Wang Dongling (1945) is a Chinese poet and calligrapher well known because of displaying big format scripts, a «wild cursive» with erratic and dynamic strokes. Inspired by Buddhist and Taoist philosophies, he was instructed with traditional techniques but in the 90´s he started combining with experimental techniques, reinterpreting ancient forms and freeing Chinese calligraphy´s conventions from the limitations of the text associated with written characters.
In its classic forms, calligraphy has been considered as a genre linked to text but Dongling seems to have created a kind of «pictorial» and abstract calligraphy in which he combines Chinese aesthetics and techniques (the movement in the body, rhythm, speed, a constant tension in the brushstroke) with Western influences (composition, style, the use of colours).
Usually, Chinese characters tend to be a formal way for the calligrapher to transmit his state of mind and deepest feelings, following a strict order in strokes. Dongling´s expansion includes a complete absence of a linear narrative framework, more related to the fact that in characters´ linguistic translations something is lost …For instance as when Dongling was invited to perform in the opening of a group exhibition in Sweden that was called The changing landscape in Chine (2014). His assistant translated the exhibition´s title to Chinese language, Dongling associated it to four I Ching´s hexagrams, and the translation of these to English offered the title «The ultimate search for knowledge is understanding change in the universe». Let´s think of this related to an artwork.
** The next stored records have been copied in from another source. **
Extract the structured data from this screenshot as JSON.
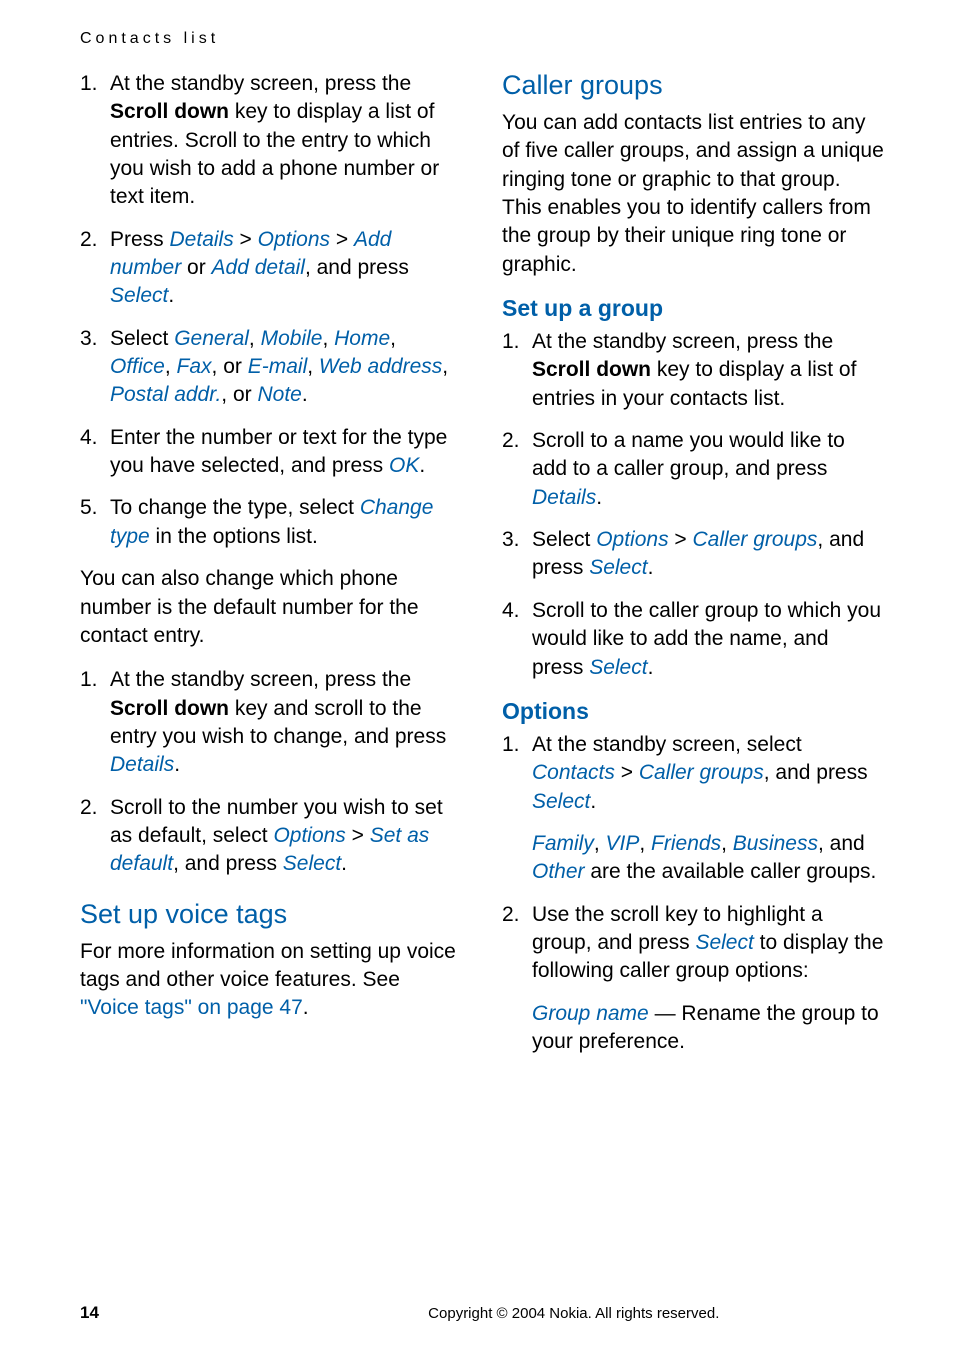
{
  "header": {
    "title": "Contacts list"
  },
  "left": {
    "stepsA": [
      {
        "num": "1.",
        "parts": [
          {
            "t": "At the standby screen, press the "
          },
          {
            "t": "Scroll down",
            "cls": "bold"
          },
          {
            "t": " key to display a list of entries. Scroll to the entry to which you wish to add a phone number or text item."
          }
        ]
      },
      {
        "num": "2.",
        "parts": [
          {
            "t": "Press "
          },
          {
            "t": "Details",
            "cls": "accent"
          },
          {
            "t": " > "
          },
          {
            "t": "Options",
            "cls": "accent"
          },
          {
            "t": " > "
          },
          {
            "t": "Add number",
            "cls": "accent"
          },
          {
            "t": " or "
          },
          {
            "t": "Add detail",
            "cls": "accent"
          },
          {
            "t": ", and press "
          },
          {
            "t": "Select",
            "cls": "accent"
          },
          {
            "t": "."
          }
        ]
      },
      {
        "num": "3.",
        "parts": [
          {
            "t": "Select "
          },
          {
            "t": "General",
            "cls": "accent"
          },
          {
            "t": ", "
          },
          {
            "t": "Mobile",
            "cls": "accent"
          },
          {
            "t": ", "
          },
          {
            "t": "Home",
            "cls": "accent"
          },
          {
            "t": ", "
          },
          {
            "t": "Office",
            "cls": "accent"
          },
          {
            "t": ", "
          },
          {
            "t": "Fax",
            "cls": "accent"
          },
          {
            "t": ", or "
          },
          {
            "t": "E-mail",
            "cls": "accent"
          },
          {
            "t": ", "
          },
          {
            "t": "Web address",
            "cls": "accent"
          },
          {
            "t": ", "
          },
          {
            "t": "Postal addr.",
            "cls": "accent"
          },
          {
            "t": ", or "
          },
          {
            "t": "Note",
            "cls": "accent"
          },
          {
            "t": "."
          }
        ]
      },
      {
        "num": "4.",
        "parts": [
          {
            "t": "Enter the number or text for the type you have selected, and press "
          },
          {
            "t": "OK",
            "cls": "accent"
          },
          {
            "t": "."
          }
        ]
      },
      {
        "num": "5.",
        "parts": [
          {
            "t": "To change the type, select "
          },
          {
            "t": "Change type",
            "cls": "accent"
          },
          {
            "t": " in the options list."
          }
        ]
      }
    ],
    "mid_para": "You can also change which phone number is the default number for the contact entry.",
    "stepsB": [
      {
        "num": "1.",
        "parts": [
          {
            "t": "At the standby screen, press the "
          },
          {
            "t": "Scroll down",
            "cls": "bold"
          },
          {
            "t": " key and scroll to the entry you wish to change, and press "
          },
          {
            "t": "Details",
            "cls": "accent"
          },
          {
            "t": "."
          }
        ]
      },
      {
        "num": "2.",
        "parts": [
          {
            "t": "Scroll to the number you wish to set as default, select "
          },
          {
            "t": "Options",
            "cls": "accent"
          },
          {
            "t": " > "
          },
          {
            "t": "Set as default",
            "cls": "accent"
          },
          {
            "t": ", and press "
          },
          {
            "t": "Select",
            "cls": "accent"
          },
          {
            "t": "."
          }
        ]
      }
    ],
    "voice_heading": "Set up voice tags",
    "voice_para_parts": [
      {
        "t": "For more information on setting up voice tags and other voice features. See "
      },
      {
        "t": "\"Voice tags\" on page 47",
        "cls": "link"
      },
      {
        "t": "."
      }
    ]
  },
  "right": {
    "caller_heading": "Caller groups",
    "caller_intro": "You can add contacts list entries to any of five caller groups, and assign a unique ringing tone or graphic to that group. This enables you to identify callers from the group by their unique ring tone or graphic.",
    "setup_heading": "Set up a group",
    "setup_steps": [
      {
        "num": "1.",
        "parts": [
          {
            "t": "At the standby screen, press the "
          },
          {
            "t": "Scroll down",
            "cls": "bold"
          },
          {
            "t": " key to display a list of entries in your contacts list."
          }
        ]
      },
      {
        "num": "2.",
        "parts": [
          {
            "t": "Scroll to a name you would like to add to a caller group, and press "
          },
          {
            "t": "Details",
            "cls": "accent"
          },
          {
            "t": "."
          }
        ]
      },
      {
        "num": "3.",
        "parts": [
          {
            "t": "Select "
          },
          {
            "t": "Options",
            "cls": "accent"
          },
          {
            "t": " > "
          },
          {
            "t": "Caller groups",
            "cls": "accent"
          },
          {
            "t": ", and press "
          },
          {
            "t": "Select",
            "cls": "accent"
          },
          {
            "t": "."
          }
        ]
      },
      {
        "num": "4.",
        "parts": [
          {
            "t": "Scroll to the caller group to which you would like to add the name, and press "
          },
          {
            "t": "Select",
            "cls": "accent"
          },
          {
            "t": "."
          }
        ]
      }
    ],
    "options_heading": "Options",
    "options_steps": [
      {
        "num": "1.",
        "body_parts": [
          {
            "t": "At the standby screen, select "
          },
          {
            "t": "Contacts",
            "cls": "accent"
          },
          {
            "t": " > "
          },
          {
            "t": "Caller groups",
            "cls": "accent"
          },
          {
            "t": ", and press "
          },
          {
            "t": "Select",
            "cls": "accent"
          },
          {
            "t": "."
          }
        ],
        "sub_parts": [
          {
            "t": "Family",
            "cls": "accent"
          },
          {
            "t": ", "
          },
          {
            "t": "VIP",
            "cls": "accent"
          },
          {
            "t": ", "
          },
          {
            "t": "Friends",
            "cls": "accent"
          },
          {
            "t": ", "
          },
          {
            "t": "Business",
            "cls": "accent"
          },
          {
            "t": ", and "
          },
          {
            "t": "Other",
            "cls": "accent"
          },
          {
            "t": " are the available caller groups."
          }
        ]
      },
      {
        "num": "2.",
        "body_parts": [
          {
            "t": "Use the scroll key to highlight a group, and press "
          },
          {
            "t": "Select",
            "cls": "accent"
          },
          {
            "t": " to display the following caller group options:"
          }
        ],
        "sub_parts": [
          {
            "t": "Group name",
            "cls": "accent"
          },
          {
            "t": " — Rename the group to your preference."
          }
        ]
      }
    ]
  },
  "footer": {
    "page": "14",
    "copyright": "Copyright © 2004 Nokia. All rights reserved."
  }
}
And specifically related with mancias, in 2010 decade the artist rewritten in white painting more than twenty ideograms of The Book of Chances in a transparent glass table 105.6 ft long. The script, as was expected, generated an unrecognizable style and, instead of focusing on the meaning of the hexagrams, it was centred around rhythm in lines.